*Your objective:*
The answer must restate every entry below word for word.

*Provided material:*
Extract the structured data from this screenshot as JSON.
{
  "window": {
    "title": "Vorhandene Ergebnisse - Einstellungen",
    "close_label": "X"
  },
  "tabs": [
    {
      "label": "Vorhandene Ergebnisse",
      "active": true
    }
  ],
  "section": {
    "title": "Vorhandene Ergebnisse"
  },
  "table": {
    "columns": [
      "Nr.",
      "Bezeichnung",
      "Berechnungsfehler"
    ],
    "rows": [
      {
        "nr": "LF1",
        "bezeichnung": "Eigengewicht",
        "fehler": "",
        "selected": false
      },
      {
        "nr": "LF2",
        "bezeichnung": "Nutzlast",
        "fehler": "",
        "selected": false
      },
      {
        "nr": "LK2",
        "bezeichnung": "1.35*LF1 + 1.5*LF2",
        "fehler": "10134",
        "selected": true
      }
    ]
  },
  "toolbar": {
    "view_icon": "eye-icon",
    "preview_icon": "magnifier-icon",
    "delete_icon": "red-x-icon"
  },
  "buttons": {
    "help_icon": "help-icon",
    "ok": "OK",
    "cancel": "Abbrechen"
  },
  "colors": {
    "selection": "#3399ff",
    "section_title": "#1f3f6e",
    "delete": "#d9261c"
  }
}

*Exercise output:*
Extract the structured data from this screenshot as JSON.
{
  "window": {
    "title": "Vorhandene Ergebnisse - Einstellungen",
    "close_label": "X"
  },
  "tabs": [
    {
      "label": "Vorhandene Ergebnisse",
      "active": true
    }
  ],
  "section": {
    "title": "Vorhandene Ergebnisse"
  },
  "table": {
    "columns": [
      "Nr.",
      "Bezeichnung",
      "Berechnungsfehler"
    ],
    "rows": [
      {
        "nr": "LF1",
        "bezeichnung": "Eigengewicht",
        "fehler": "",
        "selected": false
      },
      {
        "nr": "LF2",
        "bezeichnung": "Nutzlast",
        "fehler": "",
        "selected": false
      },
      {
        "nr": "LK2",
        "bezeichnung": "1.35*LF1 + 1.5*LF2",
        "fehler": "10134",
        "selected": true
      }
    ]
  },
  "toolbar": {
    "view_icon": "eye-icon",
    "preview_icon": "magnifier-icon",
    "delete_icon": "red-x-icon"
  },
  "buttons": {
    "help_icon": "help-icon",
    "ok": "OK",
    "cancel": "Abbrechen"
  },
  "colors": {
    "selection": "#3399ff",
    "section_title": "#1f3f6e",
    "delete": "#d9261c"
  }
}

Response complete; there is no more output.